All lines in the data bearing the string "Advanced" should be identified and copied.

RAW DATA section start

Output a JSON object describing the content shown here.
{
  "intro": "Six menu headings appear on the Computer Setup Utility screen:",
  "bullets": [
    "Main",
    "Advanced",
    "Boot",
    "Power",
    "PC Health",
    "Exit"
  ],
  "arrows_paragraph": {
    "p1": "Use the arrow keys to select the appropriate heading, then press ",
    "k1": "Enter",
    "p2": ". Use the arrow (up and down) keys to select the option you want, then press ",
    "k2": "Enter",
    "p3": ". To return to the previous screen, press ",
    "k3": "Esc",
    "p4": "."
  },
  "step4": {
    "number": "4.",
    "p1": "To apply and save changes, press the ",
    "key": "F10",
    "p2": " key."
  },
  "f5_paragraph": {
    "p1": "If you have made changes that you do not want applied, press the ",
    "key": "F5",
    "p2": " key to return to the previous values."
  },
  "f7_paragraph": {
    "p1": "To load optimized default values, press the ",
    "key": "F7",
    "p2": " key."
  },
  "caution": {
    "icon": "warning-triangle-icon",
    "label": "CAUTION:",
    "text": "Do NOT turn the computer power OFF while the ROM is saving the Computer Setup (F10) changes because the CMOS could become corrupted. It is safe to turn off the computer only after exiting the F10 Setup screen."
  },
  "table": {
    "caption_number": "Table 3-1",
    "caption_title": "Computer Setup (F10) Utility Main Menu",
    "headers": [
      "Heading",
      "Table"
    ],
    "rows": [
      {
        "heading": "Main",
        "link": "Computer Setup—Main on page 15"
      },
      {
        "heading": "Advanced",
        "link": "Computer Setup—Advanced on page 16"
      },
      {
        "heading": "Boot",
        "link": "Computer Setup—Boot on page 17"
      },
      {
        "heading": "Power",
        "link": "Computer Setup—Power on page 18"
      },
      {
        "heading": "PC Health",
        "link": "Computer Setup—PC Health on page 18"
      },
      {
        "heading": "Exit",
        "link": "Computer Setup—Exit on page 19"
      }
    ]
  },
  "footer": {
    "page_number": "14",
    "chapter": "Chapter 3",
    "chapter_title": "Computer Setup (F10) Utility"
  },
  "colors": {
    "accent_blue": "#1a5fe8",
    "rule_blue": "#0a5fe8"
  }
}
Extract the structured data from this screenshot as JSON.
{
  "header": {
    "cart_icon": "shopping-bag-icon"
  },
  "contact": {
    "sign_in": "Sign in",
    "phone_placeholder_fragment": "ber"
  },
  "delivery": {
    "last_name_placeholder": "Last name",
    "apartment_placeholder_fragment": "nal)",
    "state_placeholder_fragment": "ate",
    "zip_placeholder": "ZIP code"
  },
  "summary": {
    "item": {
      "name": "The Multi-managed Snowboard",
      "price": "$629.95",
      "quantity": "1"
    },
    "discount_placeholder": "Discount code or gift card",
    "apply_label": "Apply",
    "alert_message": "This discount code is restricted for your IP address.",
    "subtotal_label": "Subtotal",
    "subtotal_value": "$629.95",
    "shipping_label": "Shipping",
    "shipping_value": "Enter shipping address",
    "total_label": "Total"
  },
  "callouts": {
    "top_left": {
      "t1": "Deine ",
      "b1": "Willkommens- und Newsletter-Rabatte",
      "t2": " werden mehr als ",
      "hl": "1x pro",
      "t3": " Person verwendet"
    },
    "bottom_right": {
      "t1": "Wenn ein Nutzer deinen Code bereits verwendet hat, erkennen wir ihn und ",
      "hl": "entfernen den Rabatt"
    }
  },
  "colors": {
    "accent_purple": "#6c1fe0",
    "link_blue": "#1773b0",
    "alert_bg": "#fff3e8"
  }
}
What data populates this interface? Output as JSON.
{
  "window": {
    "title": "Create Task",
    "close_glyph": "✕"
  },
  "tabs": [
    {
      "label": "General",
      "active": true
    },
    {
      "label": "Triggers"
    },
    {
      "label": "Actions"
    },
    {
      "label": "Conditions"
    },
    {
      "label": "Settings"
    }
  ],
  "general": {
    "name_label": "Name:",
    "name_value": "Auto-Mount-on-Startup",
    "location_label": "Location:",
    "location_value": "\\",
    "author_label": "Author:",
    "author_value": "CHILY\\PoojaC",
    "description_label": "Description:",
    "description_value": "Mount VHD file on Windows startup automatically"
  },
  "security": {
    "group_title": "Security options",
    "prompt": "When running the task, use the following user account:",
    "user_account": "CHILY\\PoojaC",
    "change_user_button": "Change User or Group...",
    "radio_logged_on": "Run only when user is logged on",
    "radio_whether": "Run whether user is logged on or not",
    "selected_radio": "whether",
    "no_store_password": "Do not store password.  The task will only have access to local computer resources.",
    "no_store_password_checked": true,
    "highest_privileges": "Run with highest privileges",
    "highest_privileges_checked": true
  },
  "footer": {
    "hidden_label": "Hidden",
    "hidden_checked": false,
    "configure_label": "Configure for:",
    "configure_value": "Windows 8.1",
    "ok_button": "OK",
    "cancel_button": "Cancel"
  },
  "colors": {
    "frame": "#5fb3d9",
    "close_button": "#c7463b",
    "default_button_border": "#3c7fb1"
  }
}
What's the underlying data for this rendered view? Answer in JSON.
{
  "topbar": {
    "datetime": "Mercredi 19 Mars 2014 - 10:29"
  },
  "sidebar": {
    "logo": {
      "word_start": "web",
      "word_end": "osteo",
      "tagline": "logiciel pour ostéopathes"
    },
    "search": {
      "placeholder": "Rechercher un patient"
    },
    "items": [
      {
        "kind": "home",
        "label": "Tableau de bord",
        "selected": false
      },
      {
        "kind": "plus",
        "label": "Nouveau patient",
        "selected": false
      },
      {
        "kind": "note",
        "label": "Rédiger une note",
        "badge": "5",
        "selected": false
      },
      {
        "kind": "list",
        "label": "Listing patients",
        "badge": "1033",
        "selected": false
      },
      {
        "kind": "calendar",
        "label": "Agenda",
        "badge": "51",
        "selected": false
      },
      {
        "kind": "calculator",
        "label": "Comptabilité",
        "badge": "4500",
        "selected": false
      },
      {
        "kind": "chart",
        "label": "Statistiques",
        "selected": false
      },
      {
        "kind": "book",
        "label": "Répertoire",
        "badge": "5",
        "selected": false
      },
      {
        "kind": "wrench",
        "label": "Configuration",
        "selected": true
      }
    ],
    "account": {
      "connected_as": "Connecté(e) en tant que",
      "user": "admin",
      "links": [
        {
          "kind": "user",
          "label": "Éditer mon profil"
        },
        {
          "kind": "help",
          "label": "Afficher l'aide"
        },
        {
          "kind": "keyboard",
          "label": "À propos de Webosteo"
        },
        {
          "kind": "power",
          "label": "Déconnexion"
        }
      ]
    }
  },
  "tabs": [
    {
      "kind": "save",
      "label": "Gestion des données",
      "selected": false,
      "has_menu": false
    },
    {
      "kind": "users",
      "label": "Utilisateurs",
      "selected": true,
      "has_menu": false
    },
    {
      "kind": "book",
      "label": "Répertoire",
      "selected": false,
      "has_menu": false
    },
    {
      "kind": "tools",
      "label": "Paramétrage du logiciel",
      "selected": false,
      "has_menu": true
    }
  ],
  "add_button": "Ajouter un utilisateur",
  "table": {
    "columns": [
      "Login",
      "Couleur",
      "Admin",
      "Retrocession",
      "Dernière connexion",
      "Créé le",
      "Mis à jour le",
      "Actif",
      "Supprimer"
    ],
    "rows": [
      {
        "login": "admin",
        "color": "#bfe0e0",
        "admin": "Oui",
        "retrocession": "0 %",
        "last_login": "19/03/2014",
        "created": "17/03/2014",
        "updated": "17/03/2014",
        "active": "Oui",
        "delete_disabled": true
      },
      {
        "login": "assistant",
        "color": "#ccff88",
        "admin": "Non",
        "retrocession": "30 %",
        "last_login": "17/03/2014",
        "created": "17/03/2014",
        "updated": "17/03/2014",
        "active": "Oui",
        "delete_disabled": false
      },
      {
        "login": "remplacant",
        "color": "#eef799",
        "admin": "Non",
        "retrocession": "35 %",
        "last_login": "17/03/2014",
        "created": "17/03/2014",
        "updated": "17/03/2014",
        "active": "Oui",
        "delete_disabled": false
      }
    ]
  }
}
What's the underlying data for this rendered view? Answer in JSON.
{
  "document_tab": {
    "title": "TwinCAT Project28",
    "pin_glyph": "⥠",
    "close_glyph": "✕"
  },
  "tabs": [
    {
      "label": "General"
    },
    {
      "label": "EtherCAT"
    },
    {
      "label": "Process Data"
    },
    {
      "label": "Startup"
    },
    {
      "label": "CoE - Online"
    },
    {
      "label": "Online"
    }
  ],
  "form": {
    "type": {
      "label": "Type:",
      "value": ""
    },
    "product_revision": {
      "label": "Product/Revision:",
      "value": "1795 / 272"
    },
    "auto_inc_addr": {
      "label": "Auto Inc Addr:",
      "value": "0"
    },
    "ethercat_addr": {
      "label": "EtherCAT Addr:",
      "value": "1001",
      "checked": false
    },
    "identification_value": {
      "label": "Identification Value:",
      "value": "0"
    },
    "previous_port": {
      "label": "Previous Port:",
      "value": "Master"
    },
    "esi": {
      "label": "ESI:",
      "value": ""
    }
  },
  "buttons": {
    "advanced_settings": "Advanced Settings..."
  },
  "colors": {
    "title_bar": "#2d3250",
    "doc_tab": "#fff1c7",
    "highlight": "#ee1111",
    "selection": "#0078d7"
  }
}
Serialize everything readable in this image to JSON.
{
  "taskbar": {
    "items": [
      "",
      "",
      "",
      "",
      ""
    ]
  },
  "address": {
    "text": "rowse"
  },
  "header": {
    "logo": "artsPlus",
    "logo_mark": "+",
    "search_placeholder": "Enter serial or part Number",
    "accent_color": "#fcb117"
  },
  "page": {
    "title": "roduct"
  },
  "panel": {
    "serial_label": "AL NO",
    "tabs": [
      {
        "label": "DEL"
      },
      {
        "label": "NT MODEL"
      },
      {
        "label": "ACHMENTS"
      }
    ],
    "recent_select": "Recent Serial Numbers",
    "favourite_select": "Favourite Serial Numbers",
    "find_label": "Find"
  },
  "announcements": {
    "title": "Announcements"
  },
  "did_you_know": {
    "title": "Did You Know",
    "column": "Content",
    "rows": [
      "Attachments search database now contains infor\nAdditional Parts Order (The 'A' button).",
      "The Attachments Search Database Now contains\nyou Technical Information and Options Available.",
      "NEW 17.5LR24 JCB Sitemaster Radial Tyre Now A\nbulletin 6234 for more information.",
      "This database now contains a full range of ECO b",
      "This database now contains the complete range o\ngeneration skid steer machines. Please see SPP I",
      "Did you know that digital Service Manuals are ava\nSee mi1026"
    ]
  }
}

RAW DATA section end

▸ TASK RESULT:
    "Advanced",
        "heading": "Advanced",
        "link": "Computer Setup—Advanced on page 16"
    "advanced_settings": "Advanced Settings..."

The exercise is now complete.